FORT WAYNE, Ind. — A new season of "The Voice" is now underway on NBC. The hit show discovers talented singers from all over the country and Hoosiers have been well-represented in past seasons. That includes Indiana's own Addison Agen, who wowed the celebrity judges and became runner-up on Season 13.
But what happens after "The Voice"? How do the newly discovered singers navigate the music industry to hit it big, on their own? 13News caught up with Addison, three years later, to see how she's doing and how her star is rising, even amidst a global pandemic.
She's been launching a nationwide singing career from a kitchen in her Indiana home. For Addison, it's working.
She's spent the past three years writing, recording and fine-tuning her talent, after her very high-profile start.
"It's been amazing for me to really be developing my own ideas and watching them come to life," Addison said. "That's been the coolest thing throughout these past years, just figuring out this niche that I want to be in, you know?"
Addison first captured America's attention at age 16 in 2017, turning chairs and earning fans with Team Adam on "The Voice."
"When I perform, they still put up like 'someone from The Voice' or people are excited like 'oh my gosh, I watched you on The Voice!' even from three years ago. So it really doesn't feel that long ago. Obviously at the same time I'm like 'oh my gosh, that little girl that was on tv oh my gosh what was she thinking? Was she OK?'" Addison said. "Such a cool experience and I learned so much and I feel like I grew up. It sort of jolted me to like say 'hey you can actually do this. This is a real career.'"
But what's it like, after "The Voice"? How do you actually make it, when those bright lights dim?

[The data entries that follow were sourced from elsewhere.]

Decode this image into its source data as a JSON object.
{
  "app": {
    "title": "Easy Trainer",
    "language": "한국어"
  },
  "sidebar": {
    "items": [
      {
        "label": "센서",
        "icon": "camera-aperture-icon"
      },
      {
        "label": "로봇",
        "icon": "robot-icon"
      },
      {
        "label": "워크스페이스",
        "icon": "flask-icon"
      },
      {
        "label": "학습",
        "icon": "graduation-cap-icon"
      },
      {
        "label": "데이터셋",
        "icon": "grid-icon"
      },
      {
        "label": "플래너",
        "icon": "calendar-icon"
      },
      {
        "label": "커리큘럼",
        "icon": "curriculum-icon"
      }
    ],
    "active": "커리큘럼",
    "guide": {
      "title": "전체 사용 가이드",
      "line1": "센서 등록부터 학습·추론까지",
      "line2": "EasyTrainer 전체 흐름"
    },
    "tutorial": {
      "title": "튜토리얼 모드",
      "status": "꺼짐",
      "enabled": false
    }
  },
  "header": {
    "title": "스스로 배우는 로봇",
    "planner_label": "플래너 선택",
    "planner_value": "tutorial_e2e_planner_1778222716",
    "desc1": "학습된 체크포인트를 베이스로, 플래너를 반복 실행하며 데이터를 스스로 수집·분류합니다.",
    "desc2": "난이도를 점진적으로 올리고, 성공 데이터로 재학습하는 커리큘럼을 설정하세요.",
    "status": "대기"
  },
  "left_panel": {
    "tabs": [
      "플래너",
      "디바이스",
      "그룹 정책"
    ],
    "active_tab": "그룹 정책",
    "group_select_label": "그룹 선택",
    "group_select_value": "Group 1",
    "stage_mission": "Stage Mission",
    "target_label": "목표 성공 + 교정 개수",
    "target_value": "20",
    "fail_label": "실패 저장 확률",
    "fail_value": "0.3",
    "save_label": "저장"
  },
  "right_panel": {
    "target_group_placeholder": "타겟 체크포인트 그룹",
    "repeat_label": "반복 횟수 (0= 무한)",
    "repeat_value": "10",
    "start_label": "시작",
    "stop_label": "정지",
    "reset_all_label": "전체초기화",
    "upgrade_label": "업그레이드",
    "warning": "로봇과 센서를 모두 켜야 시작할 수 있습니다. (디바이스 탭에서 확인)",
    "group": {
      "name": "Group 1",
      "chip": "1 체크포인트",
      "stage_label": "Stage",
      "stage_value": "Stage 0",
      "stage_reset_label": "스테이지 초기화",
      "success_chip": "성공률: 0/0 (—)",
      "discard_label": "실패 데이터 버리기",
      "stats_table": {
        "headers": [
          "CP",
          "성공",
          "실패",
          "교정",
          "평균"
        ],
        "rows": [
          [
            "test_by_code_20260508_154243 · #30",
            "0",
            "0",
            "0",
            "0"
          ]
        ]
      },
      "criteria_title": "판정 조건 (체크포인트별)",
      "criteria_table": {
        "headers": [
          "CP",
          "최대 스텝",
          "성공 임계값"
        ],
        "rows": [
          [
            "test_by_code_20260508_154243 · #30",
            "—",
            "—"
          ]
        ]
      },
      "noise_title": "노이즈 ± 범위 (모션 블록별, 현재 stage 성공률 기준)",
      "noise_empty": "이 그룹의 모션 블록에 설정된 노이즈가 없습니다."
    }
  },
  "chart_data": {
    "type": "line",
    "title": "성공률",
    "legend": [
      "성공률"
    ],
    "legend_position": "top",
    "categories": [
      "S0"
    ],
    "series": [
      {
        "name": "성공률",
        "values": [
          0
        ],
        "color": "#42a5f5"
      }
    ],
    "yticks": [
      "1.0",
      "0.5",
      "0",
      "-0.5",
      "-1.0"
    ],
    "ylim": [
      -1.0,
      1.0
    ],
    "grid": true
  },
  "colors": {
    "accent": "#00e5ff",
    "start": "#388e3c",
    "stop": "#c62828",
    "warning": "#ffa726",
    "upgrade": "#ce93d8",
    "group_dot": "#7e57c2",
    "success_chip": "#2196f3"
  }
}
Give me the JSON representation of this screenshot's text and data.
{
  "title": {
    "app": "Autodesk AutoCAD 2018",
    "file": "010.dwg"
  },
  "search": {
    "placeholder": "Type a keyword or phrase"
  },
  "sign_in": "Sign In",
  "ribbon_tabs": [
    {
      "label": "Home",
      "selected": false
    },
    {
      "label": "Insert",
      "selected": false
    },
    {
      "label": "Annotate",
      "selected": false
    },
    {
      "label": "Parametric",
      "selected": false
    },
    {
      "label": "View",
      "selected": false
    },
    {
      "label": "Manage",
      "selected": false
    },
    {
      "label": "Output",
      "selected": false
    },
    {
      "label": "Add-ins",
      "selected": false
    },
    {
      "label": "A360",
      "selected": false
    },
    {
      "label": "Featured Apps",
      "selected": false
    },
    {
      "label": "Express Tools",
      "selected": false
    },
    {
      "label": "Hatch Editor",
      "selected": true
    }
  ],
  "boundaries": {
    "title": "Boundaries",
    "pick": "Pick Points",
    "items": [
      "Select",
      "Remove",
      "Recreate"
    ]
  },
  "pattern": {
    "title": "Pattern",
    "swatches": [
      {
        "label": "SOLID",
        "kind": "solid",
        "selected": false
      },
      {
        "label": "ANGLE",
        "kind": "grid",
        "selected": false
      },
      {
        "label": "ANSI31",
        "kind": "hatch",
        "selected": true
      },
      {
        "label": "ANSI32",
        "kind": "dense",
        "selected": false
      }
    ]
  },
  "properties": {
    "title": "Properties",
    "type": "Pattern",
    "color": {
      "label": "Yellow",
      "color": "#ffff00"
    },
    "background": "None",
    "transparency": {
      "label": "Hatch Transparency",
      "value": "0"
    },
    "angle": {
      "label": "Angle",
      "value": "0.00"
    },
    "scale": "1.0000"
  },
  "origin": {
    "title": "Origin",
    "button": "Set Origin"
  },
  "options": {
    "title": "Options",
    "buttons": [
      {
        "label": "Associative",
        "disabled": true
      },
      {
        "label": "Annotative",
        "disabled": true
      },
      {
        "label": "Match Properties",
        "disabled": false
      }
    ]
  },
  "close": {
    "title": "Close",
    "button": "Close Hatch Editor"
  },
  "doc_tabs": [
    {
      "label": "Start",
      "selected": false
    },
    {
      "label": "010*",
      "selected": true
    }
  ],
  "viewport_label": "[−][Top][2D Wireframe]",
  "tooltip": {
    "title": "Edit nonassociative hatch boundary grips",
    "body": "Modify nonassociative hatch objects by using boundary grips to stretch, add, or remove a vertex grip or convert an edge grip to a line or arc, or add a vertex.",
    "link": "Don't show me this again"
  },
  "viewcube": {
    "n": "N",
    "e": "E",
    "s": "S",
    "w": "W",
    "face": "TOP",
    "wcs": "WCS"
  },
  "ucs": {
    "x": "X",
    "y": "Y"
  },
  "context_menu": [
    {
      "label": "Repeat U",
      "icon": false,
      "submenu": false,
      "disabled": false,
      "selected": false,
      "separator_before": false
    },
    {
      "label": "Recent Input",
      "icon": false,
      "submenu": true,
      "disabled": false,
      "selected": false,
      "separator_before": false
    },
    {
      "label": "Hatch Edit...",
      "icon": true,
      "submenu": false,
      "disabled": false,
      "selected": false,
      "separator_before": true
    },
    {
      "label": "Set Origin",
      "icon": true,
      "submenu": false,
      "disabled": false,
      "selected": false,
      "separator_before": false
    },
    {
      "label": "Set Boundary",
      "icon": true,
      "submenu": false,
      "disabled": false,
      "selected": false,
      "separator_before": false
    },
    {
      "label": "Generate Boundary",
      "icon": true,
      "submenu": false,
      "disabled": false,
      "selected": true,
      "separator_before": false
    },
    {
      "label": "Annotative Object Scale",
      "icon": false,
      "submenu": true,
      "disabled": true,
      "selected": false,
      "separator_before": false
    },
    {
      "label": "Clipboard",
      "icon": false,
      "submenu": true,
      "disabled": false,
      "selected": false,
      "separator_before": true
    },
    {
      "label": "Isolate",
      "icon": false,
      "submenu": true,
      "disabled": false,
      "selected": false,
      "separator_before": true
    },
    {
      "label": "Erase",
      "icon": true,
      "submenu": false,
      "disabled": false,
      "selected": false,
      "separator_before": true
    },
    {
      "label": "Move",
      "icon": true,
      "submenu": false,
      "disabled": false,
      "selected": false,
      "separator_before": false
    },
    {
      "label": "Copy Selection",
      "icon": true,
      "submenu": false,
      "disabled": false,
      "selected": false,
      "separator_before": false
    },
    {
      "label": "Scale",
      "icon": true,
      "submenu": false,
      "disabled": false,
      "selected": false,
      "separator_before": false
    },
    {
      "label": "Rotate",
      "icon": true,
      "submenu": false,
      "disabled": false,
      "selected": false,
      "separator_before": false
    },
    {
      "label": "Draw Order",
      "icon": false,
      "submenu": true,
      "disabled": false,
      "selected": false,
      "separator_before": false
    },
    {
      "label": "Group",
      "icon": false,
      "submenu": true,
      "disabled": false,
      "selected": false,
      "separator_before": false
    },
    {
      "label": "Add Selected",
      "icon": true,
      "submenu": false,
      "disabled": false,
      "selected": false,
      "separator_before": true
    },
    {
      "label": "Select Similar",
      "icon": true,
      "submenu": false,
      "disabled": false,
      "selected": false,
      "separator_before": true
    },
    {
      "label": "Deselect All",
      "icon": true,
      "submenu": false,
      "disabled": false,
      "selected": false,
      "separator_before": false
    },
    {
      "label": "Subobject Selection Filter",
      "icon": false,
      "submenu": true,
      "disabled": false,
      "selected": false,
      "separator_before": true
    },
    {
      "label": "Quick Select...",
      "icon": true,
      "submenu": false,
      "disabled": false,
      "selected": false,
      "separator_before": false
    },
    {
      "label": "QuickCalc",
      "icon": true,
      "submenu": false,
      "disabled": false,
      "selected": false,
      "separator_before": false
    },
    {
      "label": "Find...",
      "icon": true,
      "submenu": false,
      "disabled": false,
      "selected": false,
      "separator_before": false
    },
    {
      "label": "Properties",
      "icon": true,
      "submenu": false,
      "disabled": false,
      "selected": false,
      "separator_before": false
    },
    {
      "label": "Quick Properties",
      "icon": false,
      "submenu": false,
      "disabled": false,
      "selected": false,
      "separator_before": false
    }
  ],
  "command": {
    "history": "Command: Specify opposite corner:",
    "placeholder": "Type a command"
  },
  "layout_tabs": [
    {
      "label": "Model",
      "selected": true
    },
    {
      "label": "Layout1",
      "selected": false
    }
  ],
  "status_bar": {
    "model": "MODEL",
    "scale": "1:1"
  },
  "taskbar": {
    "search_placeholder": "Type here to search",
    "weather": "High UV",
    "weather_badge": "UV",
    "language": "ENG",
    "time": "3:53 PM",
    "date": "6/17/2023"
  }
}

"You just get off of this huge machine that's doing everything for you. It's great. They're raising you up. It's amazing and super fun. Then you get off and you're like 'OK, now I have to figure out how to get that machine for myself and work that up and make sure I'm still passionate about it at the same time,'" Addison explained. "I really wanted to figure out how this happens — being a musician, all of the corners of this job, I wanted to hands-on learn about them."
Since the show, Addison graduated high school. She's now in college studying graphic design, and she's also crafting her career as a singer-songwriter.
In Fort Wayne, Addison formed a band, raised more than $30,000 through Kickstarter to record an album, and she performed with some really big names in the Midwest.
She opened a concert for the Bacon Brothers and opened four shows for Bob Seger and the Silver Bullet Band in Detroit last year.
"They really liked my original stuff and they offered for me to open in Bob Seger's hometown, which was so crazy. So 15,000 people, outside, huge theater and me and my band were just playing some folk songs! And it was a blast and something I never thought would happen," Addison said.
The trajectory for this Hoosier was headed skyward, but then as she was set to go on tour and record her album, the COVID crisis hit.
Crowds and concerts got shut down.
"Oh my gosh yeah," Addison said of the pandemic's impact on launching her career. "It definitely put a halt on the recording. We did lots of monthly Zoom shows and we had a whole east coast tour that had to get canceled. I was so excited to have people see me and connect with my songs in person but they did end up getting canceled, which was such a bummer. But it is, was, definitely the smartest and safest thing to do."
Addison adapted, kept performing online and this spring, she's releasing her album and a music video, which was filmed in the kitchen of her family's home.
She wrote all 12 songs, including a stunning, soulful single that will be released first, called "My Kitchen Floor."
"I'm really passionate about writing, so that was really important to me," Addison said. "It's a super hopeful album of telling my stories of family. There's a song called 'My Kitchen Floor' about the experience of growing up and all of the things that mean so much to you, like this table. Who would have thought this table or the kitchen floor would mean so much to me? And these things know so much about me from when I was young."
Addison said she's grateful for the public start she got on "The Voice" and now, she's excited to create her career beyond the TV show, as a professional performer, finding her own voice.
"To have something in my name that is my story for people to connect to, that's definitely the dream," Addison said.
Watch for Addison's album on iTunes in early 2021 and to follow her journey, click here.